Keefer, who is also an adviser to the campaign, said “many gastrointestinal conditions, not just Crohn’s disease and ulcerative colitis, come with a lot of unpredictability which can add to anxiety.” Uncertainty distinguishes IBD from many other chronic diseases.
What do you need free time for?
Employers may not understand the need to take time off. People with IBD may be reluctant to ask to be out of the office to avoid being perceived as unable to work. For Guiden, it was college professors who didn’t want to give up on her absences when she missed classes because of her IBD.
“Communication is very important to have a chronic disease and to be able to obtain the accommodation you need. Also don’t be afraid to scale something if necessary,” Guiden said.
The campaign also aims to help providers take a more active role in the fight against IBD beyond the physical symptoms. Many providers said in the survey that they felt less equipped to deal with the emotional issues than the physical aspects of IBD.
Education and awareness
“The topic can be very uncomfortable for a lot of people, sometimes including myself, and it leads to a kind of self-censorship,” Denton said. He’s trying to figure out how much someone he’s talking to wants to know more about his personal IBD challenges.
At the same time, he added, “anyone you meet who doesn’t know about IBD is an opportunity to educate.”
This is another way the My IBD Life website can help you. If anyone is uncomfortable talking about the details or IBD, those affected can refer others to this resource. That way, Denton said, people can take their time and learn as much as they want about living with Crohn’s disease or ulcerative colitis. The personal stories shared on the site truly “humanize” IBD.
Keefer agreed. “The campaign really breaks down common emotional concerns for patients, provides them with real tips and tricks based on real patients and providers. It’s very evidence-based advice, but it’s also very practical, tangible information for patients. patients.”

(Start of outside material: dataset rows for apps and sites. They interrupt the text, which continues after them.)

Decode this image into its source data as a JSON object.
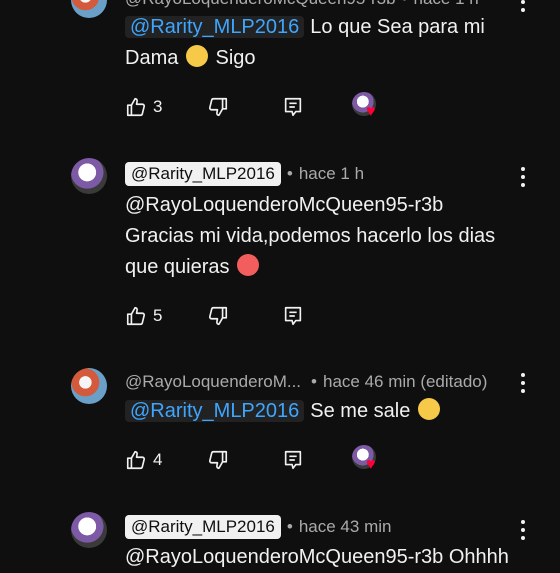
{
  "comments": [
    {
      "author": "@RayoLoquenderoMcQueen95-r3b",
      "time": "hace 1 h",
      "mention": "@Rarity_MLP2016",
      "text1": "Lo que Sea para mi",
      "text2": "Dama",
      "emoji_after": "😊",
      "text3": "Sigo",
      "likes": "3",
      "creator_heart": true
    },
    {
      "author": "@Rarity_MLP2016",
      "time": "hace 1 h",
      "line1": "@RayoLoquenderoMcQueen95-r3b",
      "line2": "Gracias mi vida,podemos hacerlo los dias",
      "line3": "que quieras",
      "emoji": "🥵",
      "likes": "5"
    },
    {
      "author": "@RayoLoquenderoM...",
      "time": "hace 46 min (editado)",
      "mention": "@Rarity_MLP2016",
      "text": "Se me sale",
      "emoji": "😣",
      "likes": "4",
      "creator_heart": true
    },
    {
      "author": "@Rarity_MLP2016",
      "time": "hace 43 min",
      "line1": "@RayoLoquenderoMcQueen95-r3b Ohhhh"
    }
  ],
  "icons": {
    "like": "thumbs-up-icon",
    "dislike": "thumbs-down-icon",
    "reply": "reply-icon",
    "menu": "more-vert-icon",
    "heart": "creator-heart-icon"
  },
  "colors": {
    "background": "#0f0f0f",
    "text": "#f1f1f1",
    "muted": "#aaaaaa",
    "mention": "#3ea6ff",
    "heart": "#ff0033"
  }
}
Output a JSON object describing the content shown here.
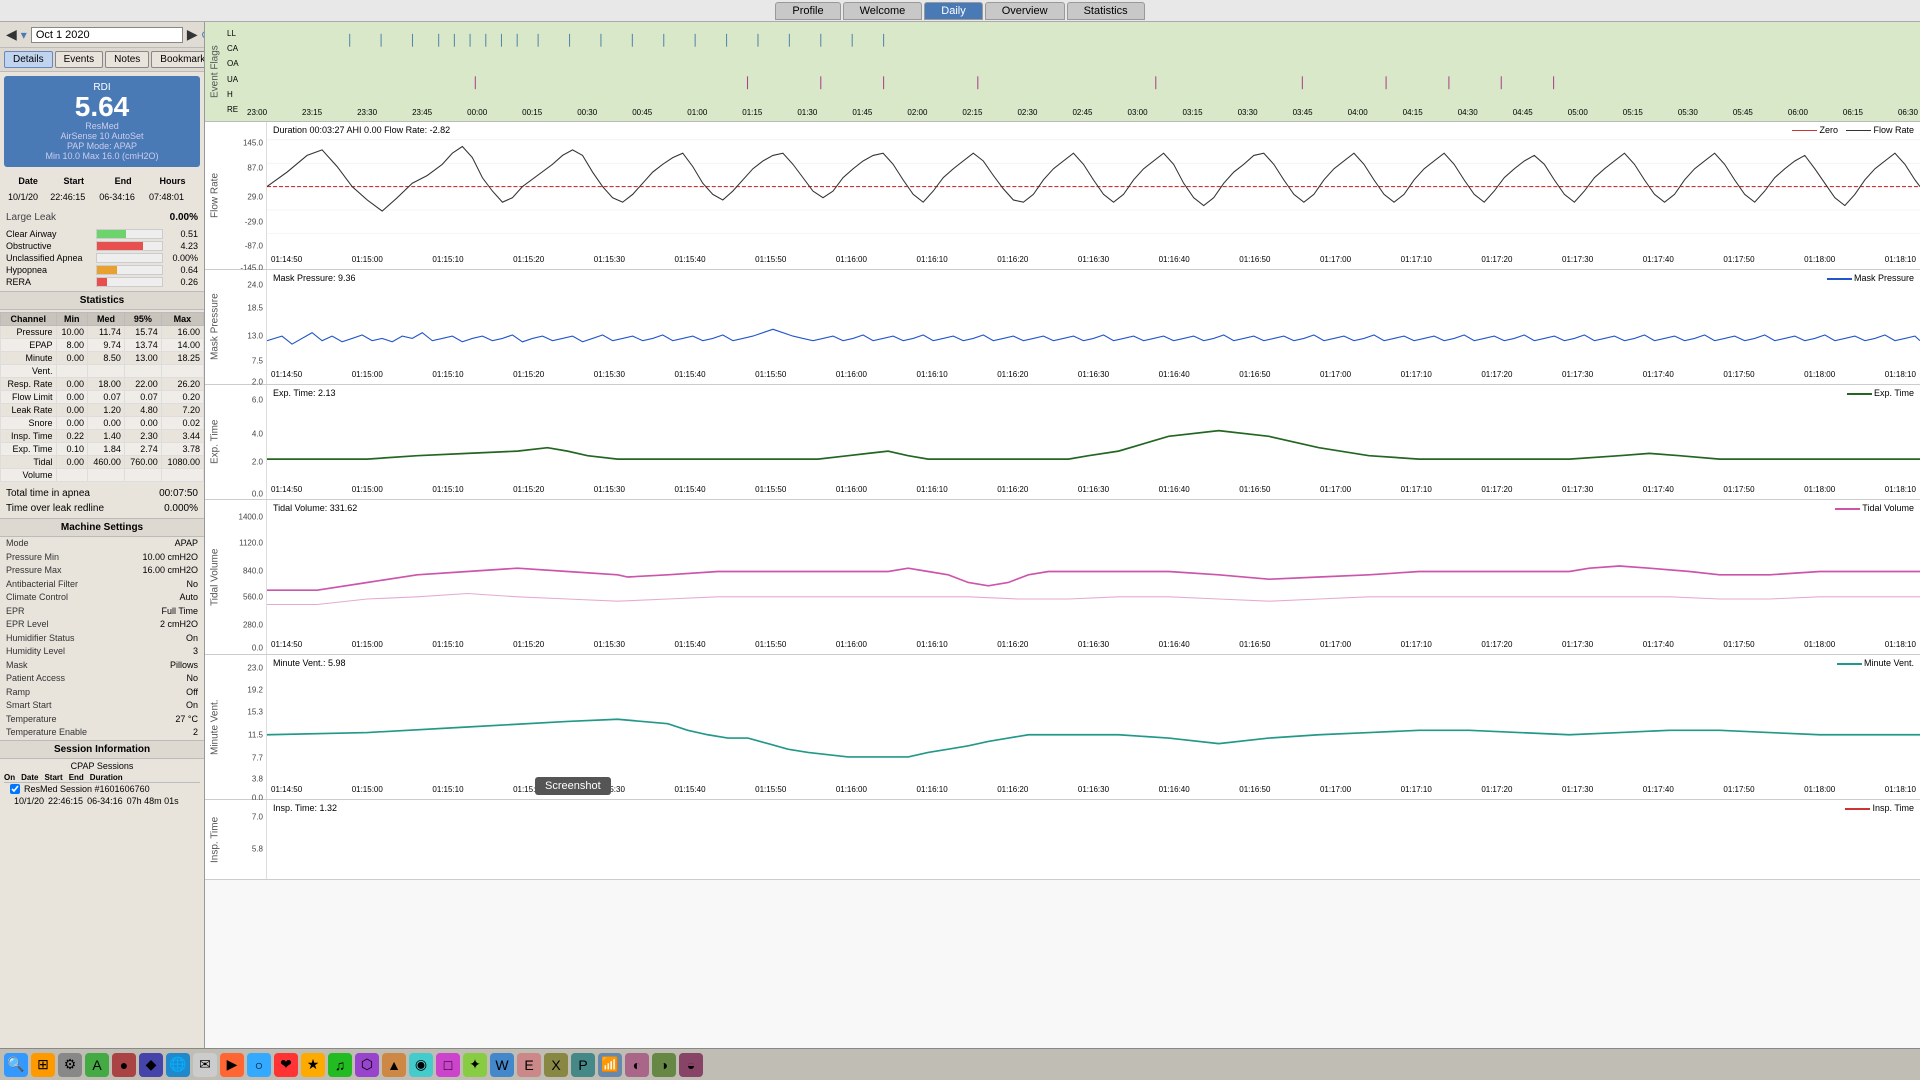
{
  "nav": {
    "tabs": [
      {
        "label": "Profile",
        "active": false
      },
      {
        "label": "Welcome",
        "active": false
      },
      {
        "label": "Daily",
        "active": true
      },
      {
        "label": "Overview",
        "active": false
      },
      {
        "label": "Statistics",
        "active": false
      }
    ]
  },
  "sidebar": {
    "date": "Oct 1 2020",
    "buttons": [
      {
        "label": "Details",
        "active": true
      },
      {
        "label": "Events",
        "active": false
      },
      {
        "label": "Notes",
        "active": false
      },
      {
        "label": "Bookmarks",
        "active": false
      }
    ],
    "rdi": {
      "label": "RDI",
      "value": "5.64"
    },
    "device_info": {
      "brand": "ResMed",
      "model": "AirSense 10 AutoSet",
      "pap_mode": "PAP Mode: APAP",
      "min_max": "Min 10.0 Max 16.0 (cmH2O)"
    },
    "session": {
      "date": "10/1/20",
      "start": "22:46:15",
      "end": "06-34:16",
      "hours": "07:48:01"
    },
    "large_leak": {
      "label": "Large Leak",
      "value": "0.00%"
    },
    "events": [
      {
        "label": "Clear Airway",
        "color": "#6dd46d",
        "value": "0.51"
      },
      {
        "label": "Obstructive",
        "color": "#e85050",
        "value": "4.23"
      },
      {
        "label": "Unclassified Apnea",
        "color": "#5050e8",
        "value": "0.00%"
      },
      {
        "label": "Hypopnea",
        "color": "#e8a030",
        "value": "0.64"
      },
      {
        "label": "RERA",
        "color": "#e85050",
        "value": "0.26"
      }
    ],
    "statistics": {
      "title": "Statistics",
      "headers": [
        "Channel",
        "Min",
        "Med",
        "95%",
        "Max"
      ],
      "rows": [
        [
          "Pressure",
          "10.00",
          "11.74",
          "15.74",
          "16.00"
        ],
        [
          "EPAP",
          "8.00",
          "9.74",
          "13.74",
          "14.00"
        ],
        [
          "Minute",
          "0.00",
          "8.50",
          "13.00",
          "18.25"
        ],
        [
          "Vent.",
          "",
          "",
          "",
          ""
        ],
        [
          "Resp. Rate",
          "0.00",
          "18.00",
          "22.00",
          "26.20"
        ],
        [
          "Flow Limit",
          "0.00",
          "0.07",
          "0.07",
          "0.20"
        ],
        [
          "Leak Rate",
          "0.00",
          "1.20",
          "4.80",
          "7.20"
        ],
        [
          "Snore",
          "0.00",
          "0.00",
          "0.00",
          "0.02"
        ],
        [
          "Insp. Time",
          "0.22",
          "1.40",
          "2.30",
          "3.44"
        ],
        [
          "Exp. Time",
          "0.10",
          "1.84",
          "2.74",
          "3.78"
        ],
        [
          "Tidal",
          "0.00",
          "460.00",
          "760.00",
          "1080.00"
        ],
        [
          "Volume",
          "",
          "",
          "",
          ""
        ]
      ]
    },
    "apnea_info": {
      "total_time": "00:07:50",
      "time_over_leak": "0.000%"
    },
    "machine_settings": {
      "title": "Machine Settings",
      "rows": [
        [
          "Mode",
          "APAP"
        ],
        [
          "Pressure Min",
          "10.00 cmH2O"
        ],
        [
          "Pressure Max",
          "16.00 cmH2O"
        ],
        [
          "Antibacterial Filter",
          "No"
        ],
        [
          "Climate Control",
          "Auto"
        ],
        [
          "EPR",
          "Full Time"
        ],
        [
          "EPR Level",
          "2 cmH2O"
        ],
        [
          "Humidifier Status",
          "On"
        ],
        [
          "Humidity Level",
          "3"
        ],
        [
          "Mask",
          "Pillows"
        ],
        [
          "Patient Access",
          "No"
        ],
        [
          "Ramp",
          "Off"
        ],
        [
          "Smart Start",
          "On"
        ],
        [
          "Temperature",
          "27 °C"
        ],
        [
          "Temperature Enable",
          "2"
        ]
      ]
    },
    "session_info": {
      "title": "Session Information",
      "subtitle": "CPAP Sessions",
      "headers": [
        "On",
        "Date",
        "Start",
        "End",
        "Duration"
      ],
      "row": {
        "checked": true,
        "name": "ResMed Session #1601606760",
        "date": "10/1/20",
        "start": "22:46:15",
        "end": "06-34:16",
        "duration": "07h 48m 01s"
      }
    }
  },
  "charts": {
    "event_flags": {
      "title": "Event Flags",
      "labels": [
        "LL",
        "CA",
        "OA",
        "UA",
        "H",
        "RE"
      ]
    },
    "flow_rate": {
      "title": "Flow Rate",
      "header_left": "Duration 00:03:27 AHI 0.00 Flow Rate: -2.82",
      "legend_zero": "Zero",
      "legend_flow": "Flow Rate",
      "y_labels": [
        "145.0",
        "87.0",
        "29.0",
        "-29.0",
        "-87.0",
        "-145.0"
      ],
      "time_labels": [
        "01:14:50",
        "01:15:00",
        "01:15:10",
        "01:15:20",
        "01:15:30",
        "01:15:40",
        "01:15:50",
        "01:16:00",
        "01:16:10",
        "01:16:20",
        "01:16:30",
        "01:16:40",
        "01:16:50",
        "01:17:00",
        "01:17:10",
        "01:17:20",
        "01:17:30",
        "01:17:40",
        "01:17:50",
        "01:18:00",
        "01:18:10"
      ]
    },
    "mask_pressure": {
      "title": "Mask Pressure",
      "header_left": "Mask Pressure: 9.36",
      "y_labels": [
        "24.0",
        "18.5",
        "13.0",
        "7.5",
        "2.0"
      ]
    },
    "exp_time": {
      "title": "Exp. Time",
      "header_left": "Exp. Time: 2.13",
      "y_labels": [
        "6.0",
        "4.0",
        "2.0",
        "0.0"
      ]
    },
    "tidal_volume": {
      "title": "Tidal Volume",
      "header_left": "Tidal Volume: 331.62",
      "y_labels": [
        "1400.0",
        "1120.0",
        "840.0",
        "560.0",
        "280.0",
        "0.0"
      ]
    },
    "minute_vent": {
      "title": "Minute Vent.",
      "header_left": "Minute Vent.: 5.98",
      "y_labels": [
        "23.0",
        "19.2",
        "15.3",
        "11.5",
        "7.7",
        "3.8",
        "0.0"
      ]
    },
    "insp_time": {
      "title": "Insp. Time",
      "header_left": "Insp. Time: 1.32",
      "y_labels": [
        "7.0",
        "5.8"
      ]
    }
  },
  "tooltip": {
    "label": "Screenshot"
  },
  "colors": {
    "accent": "#4a7ab5",
    "flow_rate_line": "#333333",
    "zero_line": "#cc3333",
    "mask_pressure_line": "#2255cc",
    "exp_time_line": "#226622",
    "tidal_volume_line": "#cc55aa",
    "minute_vent_line": "#229988",
    "insp_time_line": "#cc3333",
    "selected_region": "rgba(100,140,200,0.25)"
  }
}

The patient survey with responses from 1,026 people aged 18-59 with IBD was conducted from June 27 to July 5, 2022. The provider survey with responses from 117 gastroenterologists was conducted at the same time.
IBD and inequality
The survey also revealed that different communities may experience IBD challenges in different ways. For example, one question asked respondents to rate on a scale of 0 to 10, with 0 being not applicable and 10 applying very well to my experience, the following: “My IBD background has been influenced by my race, ethnicity, my culture, sexual orientation, gender identity and/or age.
The average score of the 1,026 respondents was 3.57. However, people of color rated this claim a 4.5 and black patients gave it a rating of 4.7.
“I will not attempt to speak for those who were behind the investigation, but I will speak through the prism of myself as an IBD patient and also part of a non-profit organization called Crohn’s Disease and Colitis Color Foundationa non-profit organization that is focused on improving medical access and equitable treatment of resources for black and brown IDB patients,” Denton said.
“Unfortunately, this is rooted in a bit of systemic discrimination” and relates to the historical treatment of black and brown patients, he added. Issues include equitable access to care and treatment and participation in clinical trials that are more representative of the US population. “Some things have very little to do with who we are as actual individuals and have a lot more to do with the structure of the medical environment.”